Two terrific shows premiered last weekend in Annapolis, set in nearly the same period and dealing with history-making creative artists.
At Colonial Players, "Moonlight and Magnolias" is set in 1939 and tells the behind-the-scenes story of making the film version of "Gone with the Wind." Appropriately, it evokes gales of audience laughter. Infinity Theatre presents "Sisters of Swing," a musical biography of the World War II-era harmonizing Andrews Sisters that inspired the opening-night audience to applaud every familiar song.
Ron Hutchinson's "Moonlight and Magnolias" reveals that David O. Selznick, producer of "Gone with the Wind," shut down production in February 1939, motivated by his desire to create a blockbuster film to impress his father-in-law, the venerable MGM head Louis B. Mayer.
Selznick engaged screenwriter Ben Hecht to rewrite the script and Victor Fleming to replace the original director, and for five days and nights, Selznick held his new creative duo hostage so Hecht, who had never read Margaret Mitchell's novel, could create a new screenplay. Subsisting on peanuts and bananas, Hecht typed while Fleming and Selznick acted out every role from Prissy to Melanie and Ashley to Scarlett and Rhett.
Hutchinson indicates how Selznick became the producer of the most successful movie in Hollywood's then-30-year history. The playwright also reveals that beneath the film version of Mitchell's Pulitzer Prize-winning Civil War novel is a classic screwball farce about three film titans locked in a pressure cooker.
Colonial Players director Ron Giddings highlights the humanity of these film moguls to balance their bullying moments. Giddings found the right combination to create a fast-paced, highly physical comedy. His cast becomes a trio of masterful comedians delivering lightning barbs. Skilled mimicry makes each iconic film character instantly recognizable to anyone familiar with "Gone with the Wind."
Making a memorable CP debut, Michael Forgetta becomes a dynamic Selznick, fiercely determined to succeed, likable despite harassing and bullying his hostages. His imitations of a swishing "fiddle-dee-dee-ing" Scarlett are true comic gems.
Jim Reiter plays Hecht with a wry cynicism laced with political idealism. Communicating amused disbelief at his situation, Reiter's Hecht is a pro who can deliver an acceptable script in five days.
As Fleming, who is pulled from directing "The Wizard of Oz" to help placate actor Clark Gable, local actor Kevin Wallace delivers high comedy in acting out familiar scenes of the film, hilariously discussing the questionable moral character of Scarlett, especially in her treatment of Prissy.
Kaelynn Miller, who was last seen on CP's stage as Meg in "Little Women," gives an amusing portrayal of Selznick's overworked secretary, Miss Poppenghul.

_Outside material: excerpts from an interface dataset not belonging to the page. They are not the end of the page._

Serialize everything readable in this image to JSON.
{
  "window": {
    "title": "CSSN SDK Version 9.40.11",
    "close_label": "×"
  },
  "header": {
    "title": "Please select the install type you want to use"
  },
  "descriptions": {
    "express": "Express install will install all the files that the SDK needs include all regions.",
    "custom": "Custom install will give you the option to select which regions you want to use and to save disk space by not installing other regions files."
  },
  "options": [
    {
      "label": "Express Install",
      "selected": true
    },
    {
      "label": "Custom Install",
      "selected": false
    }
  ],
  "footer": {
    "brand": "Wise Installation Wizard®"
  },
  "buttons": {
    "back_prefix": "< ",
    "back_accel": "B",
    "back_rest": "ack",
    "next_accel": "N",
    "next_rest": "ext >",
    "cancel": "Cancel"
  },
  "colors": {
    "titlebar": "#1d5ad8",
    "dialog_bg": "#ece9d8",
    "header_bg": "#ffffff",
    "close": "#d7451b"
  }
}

Miller's masterful double takes and expressions of disbelief punctuate her dialogue, which consists mainly of "Yes, Mr. Selznick."
Meanwhile, Infinity Players opened its summer season at the CTA Theatre Complex with "Sisters of Swing," reinforcing its reputation as the summer home of polished, Broadway-caliber productions.
This jukebox musical recaptures the close harmonies and unique sound of the internationally famous Andrews Sisters — Maxene, LaVerne and Patty — who entertained thousands of troops during World War II.
Tracing the singers' career from competitions in talent contests, the story is told through a series of vintage hit songs with interspersed dialogue describing their parents, their travels, their landing a contract with Decca records and their work with manager Lou Levy.
Jay D. Brock of Catholic University, whose directing credits include productions at Limelight Theatre and Woolly Mammoth as well as Opera AACC's recent "Naughty Marietta," directs a wholly professional cast in this brisk combination concert and musical biography.
Returning as Infinity's music director, David Libby brings his sure touch to lend authenticity to every song.
Kim Schafer, who has an impressive array of Broadway credits, choreographs all the right moves through the swinging decades of the Andrews Sisters.
Along with appearing on stage as Vic, fabulous pianist Jonathan D. Cable opens the show playing a medley of familiar tunes and follows by bringing distinction to every number.
Steve Gagliastro's amazing versatility brightens the entire show. He serves as the narrator; doubles as Bing Crosby in the song "Accentuate the Positive"; becomes a mug-toting beergarden waitress; Danny Kaye, singing "My Two Front Teeth"; a dancing Carmen Miranda in "Rum and Coca-Cola"; and a dynamite bugler in "Boogie-Woogie Bugle Boy."
Julia Burrows shines as lead singer Patty Andrews, singing the solo "I Love You Much Too Much."
Equal credit is due Jackie Washam as Maxene and Lynsey Buckelew as LaVerne, who with Burrows earned enthusiastic applause after their every number from the opening night audience that spanned all age groups.
Lively audience responses, including rhythmic clapping to punctuate "Beer Barrel Polka," added to the fun and created an exciting, concertlike atmosphere.